1850s America - The Kansas-Nebraska Act of 1854 - In this storyboard, students will research and examine several components of the Kansas-Nebraska Act of 1854, an act instrumental in dividing the North and South. Furthermore, by examining this act and its repercussions, students will better understand the violence and political tensions that existed long before the Civil War. Teachers can also expose their students to major figures and characters like Stephan Douglas, and John Brown as well as major political party shifts such as the division of the Whig Party and formation of the Republican Party.
AIMS AND COMPROMISES
Northern Whigs & Republicans
Southern Whigs & Democrats

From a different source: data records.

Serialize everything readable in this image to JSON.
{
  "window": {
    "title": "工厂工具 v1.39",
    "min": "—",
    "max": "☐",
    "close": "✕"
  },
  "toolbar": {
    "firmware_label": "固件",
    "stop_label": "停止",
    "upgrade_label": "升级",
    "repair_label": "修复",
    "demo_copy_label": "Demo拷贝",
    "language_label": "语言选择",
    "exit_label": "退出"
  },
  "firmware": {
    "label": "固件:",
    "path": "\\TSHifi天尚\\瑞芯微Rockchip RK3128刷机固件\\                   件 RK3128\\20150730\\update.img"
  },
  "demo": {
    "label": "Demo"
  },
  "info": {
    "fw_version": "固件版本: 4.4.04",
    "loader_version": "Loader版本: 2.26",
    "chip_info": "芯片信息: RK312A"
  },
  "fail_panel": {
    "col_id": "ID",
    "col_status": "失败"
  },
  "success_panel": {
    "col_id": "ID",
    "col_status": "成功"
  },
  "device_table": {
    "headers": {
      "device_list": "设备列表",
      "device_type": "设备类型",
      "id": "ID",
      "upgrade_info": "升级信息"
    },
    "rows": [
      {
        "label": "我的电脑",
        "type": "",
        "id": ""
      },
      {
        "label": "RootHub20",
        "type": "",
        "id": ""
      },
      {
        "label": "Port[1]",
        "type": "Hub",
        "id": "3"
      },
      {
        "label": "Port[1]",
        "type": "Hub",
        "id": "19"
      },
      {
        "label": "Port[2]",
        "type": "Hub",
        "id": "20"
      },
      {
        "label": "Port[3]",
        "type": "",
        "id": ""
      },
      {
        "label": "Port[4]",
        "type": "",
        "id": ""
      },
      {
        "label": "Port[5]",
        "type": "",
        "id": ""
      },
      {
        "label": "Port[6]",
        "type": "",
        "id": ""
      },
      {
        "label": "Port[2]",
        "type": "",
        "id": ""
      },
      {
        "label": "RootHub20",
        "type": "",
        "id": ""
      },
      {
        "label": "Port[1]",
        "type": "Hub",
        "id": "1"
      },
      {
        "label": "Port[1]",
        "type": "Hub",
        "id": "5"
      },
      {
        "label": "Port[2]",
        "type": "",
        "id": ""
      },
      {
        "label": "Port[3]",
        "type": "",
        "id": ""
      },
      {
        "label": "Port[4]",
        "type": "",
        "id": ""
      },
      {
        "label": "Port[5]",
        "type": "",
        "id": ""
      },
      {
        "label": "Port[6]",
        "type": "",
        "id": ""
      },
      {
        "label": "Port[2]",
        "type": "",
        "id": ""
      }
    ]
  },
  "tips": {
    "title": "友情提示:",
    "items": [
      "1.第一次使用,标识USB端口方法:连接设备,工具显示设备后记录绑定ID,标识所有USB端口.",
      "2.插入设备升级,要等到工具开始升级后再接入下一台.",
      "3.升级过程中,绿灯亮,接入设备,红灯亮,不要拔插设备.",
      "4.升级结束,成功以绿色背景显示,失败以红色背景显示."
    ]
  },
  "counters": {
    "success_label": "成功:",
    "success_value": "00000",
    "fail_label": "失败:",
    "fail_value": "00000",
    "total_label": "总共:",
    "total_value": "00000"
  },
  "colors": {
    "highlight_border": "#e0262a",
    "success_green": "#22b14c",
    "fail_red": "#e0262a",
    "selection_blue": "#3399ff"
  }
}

The Kansas-Nebraska Act, supported by Illinois Senator Stephen Douglas, was proposed to bring the Nebraska territory under control. Northern interests sought the territory for a transcontinental railroad, while the South wanted to expand slave territory.

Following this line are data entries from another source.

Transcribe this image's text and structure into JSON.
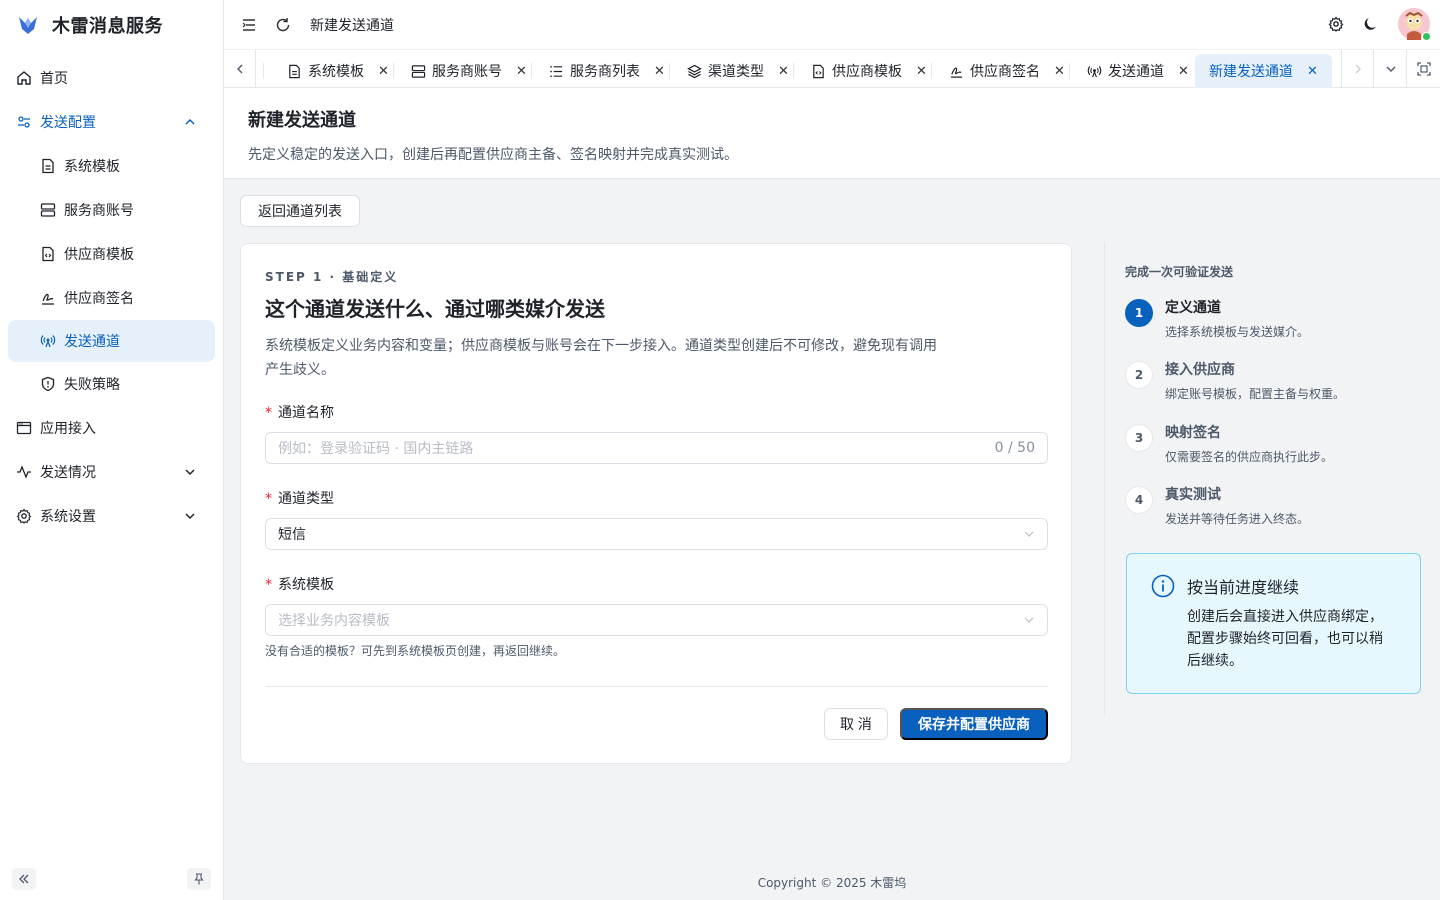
{
  "brand": {
    "title": "木雷消息服务"
  },
  "sidebar": {
    "items": [
      {
        "label": "首页"
      },
      {
        "label": "发送配置"
      },
      {
        "label": "系统模板"
      },
      {
        "label": "服务商账号"
      },
      {
        "label": "供应商模板"
      },
      {
        "label": "供应商签名"
      },
      {
        "label": "发送通道"
      },
      {
        "label": "失败策略"
      },
      {
        "label": "应用接入"
      },
      {
        "label": "发送情况"
      },
      {
        "label": "系统设置"
      }
    ]
  },
  "header": {
    "title": "新建发送通道"
  },
  "tabs": [
    {
      "label": "系统模板"
    },
    {
      "label": "服务商账号"
    },
    {
      "label": "服务商列表"
    },
    {
      "label": "渠道类型"
    },
    {
      "label": "供应商模板"
    },
    {
      "label": "供应商签名"
    },
    {
      "label": "发送通道"
    },
    {
      "label": "新建发送通道"
    }
  ],
  "page": {
    "title": "新建发送通道",
    "desc": "先定义稳定的发送入口，创建后再配置供应商主备、签名映射并完成真实测试。",
    "back_label": "返回通道列表"
  },
  "form": {
    "step_label": "STEP 1 · 基础定义",
    "title": "这个通道发送什么、通过哪类媒介发送",
    "desc": "系统模板定义业务内容和变量；供应商模板与账号会在下一步接入。通道类型创建后不可修改，避免现有调用产生歧义。",
    "name_label": "通道名称",
    "name_placeholder": "例如：登录验证码 · 国内主链路",
    "name_count": "0 / 50",
    "type_label": "通道类型",
    "type_value": "短信",
    "template_label": "系统模板",
    "template_placeholder": "选择业务内容模板",
    "template_hint": "没有合适的模板？可先到系统模板页创建，再返回继续。",
    "cancel_label": "取 消",
    "submit_label": "保存并配置供应商"
  },
  "steps": {
    "title": "完成一次可验证发送",
    "items": [
      {
        "num": "1",
        "name": "定义通道",
        "desc": "选择系统模板与发送媒介。"
      },
      {
        "num": "2",
        "name": "接入供应商",
        "desc": "绑定账号模板，配置主备与权重。"
      },
      {
        "num": "3",
        "name": "映射签名",
        "desc": "仅需要签名的供应商执行此步。"
      },
      {
        "num": "4",
        "name": "真实测试",
        "desc": "发送并等待任务进入终态。"
      }
    ],
    "info_title": "按当前进度继续",
    "info_text": "创建后会直接进入供应商绑定，配置步骤始终可回看，也可以稍后继续。"
  },
  "footer": {
    "text": "Copyright © 2025 木雷坞"
  },
  "colors": {
    "primary": "#0960bd",
    "active_bg": "#e6f0fb",
    "info_bg": "#e6f7fd"
  }
}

THE KANSAS-NEBRASKA ACT 1854
The Kansas-Nebraska Act immediately created political divides and rifts. With support of the bill coming from Douglas, a prominent member of the Whig Party, a divide quickly occurred between Northern and Southern Whigs. Northern Whig opposers soon joined the newly formed Republican Party while Southerners found loyalties with the Democrats.

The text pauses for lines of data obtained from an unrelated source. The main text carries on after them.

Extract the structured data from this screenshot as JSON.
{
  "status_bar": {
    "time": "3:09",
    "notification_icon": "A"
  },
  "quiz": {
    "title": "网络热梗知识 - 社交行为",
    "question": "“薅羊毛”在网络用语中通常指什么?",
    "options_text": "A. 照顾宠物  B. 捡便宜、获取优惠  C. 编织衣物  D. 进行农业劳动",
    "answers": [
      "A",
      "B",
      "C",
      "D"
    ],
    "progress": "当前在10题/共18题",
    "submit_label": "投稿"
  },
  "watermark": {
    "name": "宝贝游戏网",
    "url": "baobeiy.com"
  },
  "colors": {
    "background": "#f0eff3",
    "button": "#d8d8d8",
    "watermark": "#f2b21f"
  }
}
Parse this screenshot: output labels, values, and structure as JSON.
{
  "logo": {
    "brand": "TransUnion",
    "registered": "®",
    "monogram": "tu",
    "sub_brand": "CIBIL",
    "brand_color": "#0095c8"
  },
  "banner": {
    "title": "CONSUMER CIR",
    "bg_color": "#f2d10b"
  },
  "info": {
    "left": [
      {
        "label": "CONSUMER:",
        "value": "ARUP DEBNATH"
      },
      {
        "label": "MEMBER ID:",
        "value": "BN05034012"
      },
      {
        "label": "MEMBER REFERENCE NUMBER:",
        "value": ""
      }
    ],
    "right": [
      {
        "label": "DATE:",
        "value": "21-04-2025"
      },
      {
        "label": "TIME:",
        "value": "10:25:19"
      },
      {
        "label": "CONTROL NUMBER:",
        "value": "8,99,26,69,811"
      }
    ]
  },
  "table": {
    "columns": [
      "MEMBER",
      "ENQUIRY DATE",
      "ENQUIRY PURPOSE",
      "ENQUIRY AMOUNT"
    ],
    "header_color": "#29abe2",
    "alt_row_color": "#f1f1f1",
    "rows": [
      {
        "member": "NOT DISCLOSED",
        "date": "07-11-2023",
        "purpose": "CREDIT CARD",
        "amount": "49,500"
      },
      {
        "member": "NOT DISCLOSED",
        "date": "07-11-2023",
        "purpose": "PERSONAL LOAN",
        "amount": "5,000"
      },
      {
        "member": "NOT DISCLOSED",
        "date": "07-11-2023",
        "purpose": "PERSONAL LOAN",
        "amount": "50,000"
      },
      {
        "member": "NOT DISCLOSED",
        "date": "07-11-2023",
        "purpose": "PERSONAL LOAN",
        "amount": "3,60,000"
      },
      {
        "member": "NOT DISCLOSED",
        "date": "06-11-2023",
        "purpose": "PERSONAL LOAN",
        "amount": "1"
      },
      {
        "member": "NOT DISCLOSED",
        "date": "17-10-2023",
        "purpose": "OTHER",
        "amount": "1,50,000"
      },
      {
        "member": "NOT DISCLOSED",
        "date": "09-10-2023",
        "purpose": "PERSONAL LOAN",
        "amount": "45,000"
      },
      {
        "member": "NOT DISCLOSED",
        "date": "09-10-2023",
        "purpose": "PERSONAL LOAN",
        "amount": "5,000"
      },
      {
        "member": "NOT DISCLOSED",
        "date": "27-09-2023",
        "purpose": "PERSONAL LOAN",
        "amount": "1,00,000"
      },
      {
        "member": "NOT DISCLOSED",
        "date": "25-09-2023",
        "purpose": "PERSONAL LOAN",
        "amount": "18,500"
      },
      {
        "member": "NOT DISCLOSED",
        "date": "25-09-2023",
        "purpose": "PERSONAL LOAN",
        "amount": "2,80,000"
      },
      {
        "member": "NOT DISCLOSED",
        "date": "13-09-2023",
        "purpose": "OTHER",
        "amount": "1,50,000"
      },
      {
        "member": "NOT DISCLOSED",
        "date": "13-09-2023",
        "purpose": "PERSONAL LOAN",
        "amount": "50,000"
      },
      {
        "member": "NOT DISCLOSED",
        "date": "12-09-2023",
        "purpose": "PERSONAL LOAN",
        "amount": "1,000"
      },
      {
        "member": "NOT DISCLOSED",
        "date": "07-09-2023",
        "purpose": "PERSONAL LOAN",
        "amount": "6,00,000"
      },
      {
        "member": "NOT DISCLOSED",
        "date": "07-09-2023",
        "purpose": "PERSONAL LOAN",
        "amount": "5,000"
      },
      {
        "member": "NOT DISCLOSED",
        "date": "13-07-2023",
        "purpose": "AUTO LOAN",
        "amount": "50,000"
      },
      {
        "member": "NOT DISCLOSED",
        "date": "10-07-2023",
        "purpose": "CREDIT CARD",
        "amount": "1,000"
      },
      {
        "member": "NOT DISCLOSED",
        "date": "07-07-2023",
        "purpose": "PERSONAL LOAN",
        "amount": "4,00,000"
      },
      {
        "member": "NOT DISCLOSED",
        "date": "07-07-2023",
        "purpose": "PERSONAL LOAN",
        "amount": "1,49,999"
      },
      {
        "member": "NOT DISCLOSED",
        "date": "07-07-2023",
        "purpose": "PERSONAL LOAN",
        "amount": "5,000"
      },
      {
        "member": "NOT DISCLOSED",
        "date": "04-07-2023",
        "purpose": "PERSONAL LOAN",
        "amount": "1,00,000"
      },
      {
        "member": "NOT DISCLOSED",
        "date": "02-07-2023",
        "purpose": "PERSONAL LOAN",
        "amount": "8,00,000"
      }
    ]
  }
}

'Bloody Kansas' refers to the violence resulting from immediate attempts to settle the Kansas-Nebraska territory by both Pro-slavers and Free-soilers. By settling the area, each group aimed to influence the law of the land as to whether each state would enter the Union as free or slave. This majority choice of the people is known as popular sovereignty.
The Pottawatomie Massacre is one example of the extreme violence that occurred during the attempted settlement of the Kansas-Nebraska territory. John Brown, a devout religious abolitionist, murdered five pro-slavers in revenge for the pro-slave attack on the Free-soiler town of Lawrence, KS.